__WHAT YOU SHOULD DO__
In the listing that follows, how many lines have the word "active" in them? Give only the number.

__GIVEN RECORDS__
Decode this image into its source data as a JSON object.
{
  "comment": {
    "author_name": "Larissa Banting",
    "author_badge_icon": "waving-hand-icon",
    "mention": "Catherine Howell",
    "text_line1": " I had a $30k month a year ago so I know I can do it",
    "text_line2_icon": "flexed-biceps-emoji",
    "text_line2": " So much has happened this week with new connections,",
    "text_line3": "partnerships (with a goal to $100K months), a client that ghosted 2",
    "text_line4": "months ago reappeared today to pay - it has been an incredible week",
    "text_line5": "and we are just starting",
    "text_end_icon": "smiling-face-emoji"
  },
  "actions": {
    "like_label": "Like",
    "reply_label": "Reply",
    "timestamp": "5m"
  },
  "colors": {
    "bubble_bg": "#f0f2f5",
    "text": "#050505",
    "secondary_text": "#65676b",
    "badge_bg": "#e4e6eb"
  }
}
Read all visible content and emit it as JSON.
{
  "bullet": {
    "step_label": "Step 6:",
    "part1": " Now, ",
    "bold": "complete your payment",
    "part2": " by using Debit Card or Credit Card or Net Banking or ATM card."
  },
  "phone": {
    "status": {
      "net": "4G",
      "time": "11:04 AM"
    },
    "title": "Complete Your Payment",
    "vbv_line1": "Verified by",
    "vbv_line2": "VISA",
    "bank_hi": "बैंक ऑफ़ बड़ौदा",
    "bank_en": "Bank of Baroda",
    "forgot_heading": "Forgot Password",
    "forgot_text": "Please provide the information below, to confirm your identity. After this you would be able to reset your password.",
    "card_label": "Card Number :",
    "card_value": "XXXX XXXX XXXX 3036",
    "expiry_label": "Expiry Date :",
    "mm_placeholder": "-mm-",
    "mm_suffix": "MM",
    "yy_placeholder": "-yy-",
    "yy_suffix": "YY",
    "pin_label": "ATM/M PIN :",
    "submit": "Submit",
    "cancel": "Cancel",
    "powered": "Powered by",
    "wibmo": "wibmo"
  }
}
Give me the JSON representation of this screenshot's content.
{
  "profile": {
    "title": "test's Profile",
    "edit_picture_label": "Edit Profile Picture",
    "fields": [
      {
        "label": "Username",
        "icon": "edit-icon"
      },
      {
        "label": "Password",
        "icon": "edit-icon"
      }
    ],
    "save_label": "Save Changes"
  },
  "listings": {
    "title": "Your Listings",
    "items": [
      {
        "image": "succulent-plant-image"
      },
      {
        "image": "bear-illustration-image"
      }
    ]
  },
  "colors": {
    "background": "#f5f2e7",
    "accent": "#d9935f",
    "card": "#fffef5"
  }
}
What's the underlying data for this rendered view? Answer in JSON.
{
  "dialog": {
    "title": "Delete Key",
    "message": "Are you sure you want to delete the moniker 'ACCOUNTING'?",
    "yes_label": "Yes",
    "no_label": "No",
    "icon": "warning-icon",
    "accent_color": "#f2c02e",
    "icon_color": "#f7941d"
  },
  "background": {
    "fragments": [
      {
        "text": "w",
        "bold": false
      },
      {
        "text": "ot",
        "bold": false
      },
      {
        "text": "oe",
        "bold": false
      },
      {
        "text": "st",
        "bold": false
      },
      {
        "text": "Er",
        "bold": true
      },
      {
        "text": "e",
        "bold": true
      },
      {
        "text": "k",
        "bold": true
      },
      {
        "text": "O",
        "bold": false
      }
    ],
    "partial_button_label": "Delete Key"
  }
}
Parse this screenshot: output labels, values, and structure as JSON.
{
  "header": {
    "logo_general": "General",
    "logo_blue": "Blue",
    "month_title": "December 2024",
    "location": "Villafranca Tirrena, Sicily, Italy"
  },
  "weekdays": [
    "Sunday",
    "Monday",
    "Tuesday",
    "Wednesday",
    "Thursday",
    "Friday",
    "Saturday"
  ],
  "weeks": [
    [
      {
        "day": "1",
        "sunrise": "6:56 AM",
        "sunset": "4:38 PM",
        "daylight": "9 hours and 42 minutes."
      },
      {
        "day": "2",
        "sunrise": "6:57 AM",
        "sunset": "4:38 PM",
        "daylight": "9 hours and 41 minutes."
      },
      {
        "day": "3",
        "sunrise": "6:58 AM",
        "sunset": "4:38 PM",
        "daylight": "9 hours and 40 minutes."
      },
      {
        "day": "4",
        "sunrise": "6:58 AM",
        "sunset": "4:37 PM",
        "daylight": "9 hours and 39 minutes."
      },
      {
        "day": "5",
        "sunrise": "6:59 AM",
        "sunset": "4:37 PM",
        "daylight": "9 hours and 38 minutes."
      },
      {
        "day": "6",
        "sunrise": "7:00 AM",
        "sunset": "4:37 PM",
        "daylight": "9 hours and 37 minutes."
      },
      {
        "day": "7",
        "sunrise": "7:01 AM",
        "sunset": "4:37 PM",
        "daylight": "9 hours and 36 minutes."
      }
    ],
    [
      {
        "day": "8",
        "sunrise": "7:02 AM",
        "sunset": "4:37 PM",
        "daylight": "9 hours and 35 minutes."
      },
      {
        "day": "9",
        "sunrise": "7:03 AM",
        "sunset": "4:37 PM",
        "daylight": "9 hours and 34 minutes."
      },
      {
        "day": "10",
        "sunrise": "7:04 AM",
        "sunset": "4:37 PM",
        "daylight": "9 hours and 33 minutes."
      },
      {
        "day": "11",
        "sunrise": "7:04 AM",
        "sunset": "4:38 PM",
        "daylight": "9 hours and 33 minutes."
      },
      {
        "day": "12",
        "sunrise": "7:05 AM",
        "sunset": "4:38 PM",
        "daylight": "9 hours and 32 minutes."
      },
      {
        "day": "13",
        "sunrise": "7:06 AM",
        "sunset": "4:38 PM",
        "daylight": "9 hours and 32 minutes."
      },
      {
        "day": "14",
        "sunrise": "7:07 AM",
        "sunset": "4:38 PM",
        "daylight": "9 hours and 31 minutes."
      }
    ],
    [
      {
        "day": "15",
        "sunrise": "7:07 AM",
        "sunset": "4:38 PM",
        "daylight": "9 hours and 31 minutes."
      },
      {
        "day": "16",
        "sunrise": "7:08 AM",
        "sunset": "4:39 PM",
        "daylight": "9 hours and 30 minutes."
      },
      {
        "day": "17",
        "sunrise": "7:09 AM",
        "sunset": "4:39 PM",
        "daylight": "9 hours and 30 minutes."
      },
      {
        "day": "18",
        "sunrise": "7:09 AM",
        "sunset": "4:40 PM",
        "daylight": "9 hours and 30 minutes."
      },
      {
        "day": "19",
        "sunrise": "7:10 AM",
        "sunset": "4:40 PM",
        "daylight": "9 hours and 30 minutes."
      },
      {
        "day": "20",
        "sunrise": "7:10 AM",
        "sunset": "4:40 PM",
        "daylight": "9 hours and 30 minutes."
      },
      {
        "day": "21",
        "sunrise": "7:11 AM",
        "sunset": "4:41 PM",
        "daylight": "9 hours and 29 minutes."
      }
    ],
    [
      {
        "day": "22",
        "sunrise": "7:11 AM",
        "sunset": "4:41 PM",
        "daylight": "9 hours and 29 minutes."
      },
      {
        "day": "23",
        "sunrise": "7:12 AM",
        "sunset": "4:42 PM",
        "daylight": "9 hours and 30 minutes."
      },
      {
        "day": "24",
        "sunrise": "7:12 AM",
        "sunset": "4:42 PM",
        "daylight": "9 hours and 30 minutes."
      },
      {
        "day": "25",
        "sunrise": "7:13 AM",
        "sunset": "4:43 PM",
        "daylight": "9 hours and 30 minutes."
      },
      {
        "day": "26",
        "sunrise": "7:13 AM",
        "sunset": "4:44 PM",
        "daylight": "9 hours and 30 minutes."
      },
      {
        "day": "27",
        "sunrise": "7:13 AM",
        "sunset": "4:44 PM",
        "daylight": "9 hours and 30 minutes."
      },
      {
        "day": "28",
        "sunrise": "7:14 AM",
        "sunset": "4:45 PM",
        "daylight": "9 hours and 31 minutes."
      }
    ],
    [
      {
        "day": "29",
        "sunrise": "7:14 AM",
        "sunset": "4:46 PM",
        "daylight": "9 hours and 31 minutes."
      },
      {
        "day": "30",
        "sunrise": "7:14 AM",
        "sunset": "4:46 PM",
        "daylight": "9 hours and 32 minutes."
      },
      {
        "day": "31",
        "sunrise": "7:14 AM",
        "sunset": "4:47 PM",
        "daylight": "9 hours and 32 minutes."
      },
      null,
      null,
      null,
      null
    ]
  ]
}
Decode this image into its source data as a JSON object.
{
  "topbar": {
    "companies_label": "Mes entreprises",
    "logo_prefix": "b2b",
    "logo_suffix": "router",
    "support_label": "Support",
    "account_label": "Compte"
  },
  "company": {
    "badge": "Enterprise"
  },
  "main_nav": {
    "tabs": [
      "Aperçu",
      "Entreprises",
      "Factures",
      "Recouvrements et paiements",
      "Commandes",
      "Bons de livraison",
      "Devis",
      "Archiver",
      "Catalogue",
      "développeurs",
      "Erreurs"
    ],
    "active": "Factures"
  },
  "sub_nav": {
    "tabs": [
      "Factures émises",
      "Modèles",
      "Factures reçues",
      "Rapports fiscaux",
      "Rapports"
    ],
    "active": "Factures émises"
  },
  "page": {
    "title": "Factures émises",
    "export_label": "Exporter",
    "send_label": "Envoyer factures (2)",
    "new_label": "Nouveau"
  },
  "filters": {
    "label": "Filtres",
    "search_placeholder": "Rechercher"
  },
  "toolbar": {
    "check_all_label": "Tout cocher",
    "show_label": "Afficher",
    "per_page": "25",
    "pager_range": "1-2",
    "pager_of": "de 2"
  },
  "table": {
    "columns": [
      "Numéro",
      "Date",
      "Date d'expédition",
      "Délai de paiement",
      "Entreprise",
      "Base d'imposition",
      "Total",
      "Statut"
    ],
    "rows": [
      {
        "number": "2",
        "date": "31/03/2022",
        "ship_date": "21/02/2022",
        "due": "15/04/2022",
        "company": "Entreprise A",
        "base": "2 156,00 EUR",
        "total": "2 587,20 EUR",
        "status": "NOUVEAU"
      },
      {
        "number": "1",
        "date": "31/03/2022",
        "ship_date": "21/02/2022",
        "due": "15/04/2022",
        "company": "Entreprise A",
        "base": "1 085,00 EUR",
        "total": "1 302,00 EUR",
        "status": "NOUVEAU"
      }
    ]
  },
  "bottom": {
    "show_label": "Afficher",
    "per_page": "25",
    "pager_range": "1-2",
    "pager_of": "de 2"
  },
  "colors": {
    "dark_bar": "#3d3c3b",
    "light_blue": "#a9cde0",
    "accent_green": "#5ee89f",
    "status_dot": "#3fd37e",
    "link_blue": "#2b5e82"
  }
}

__EXPECTED ANSWER__
2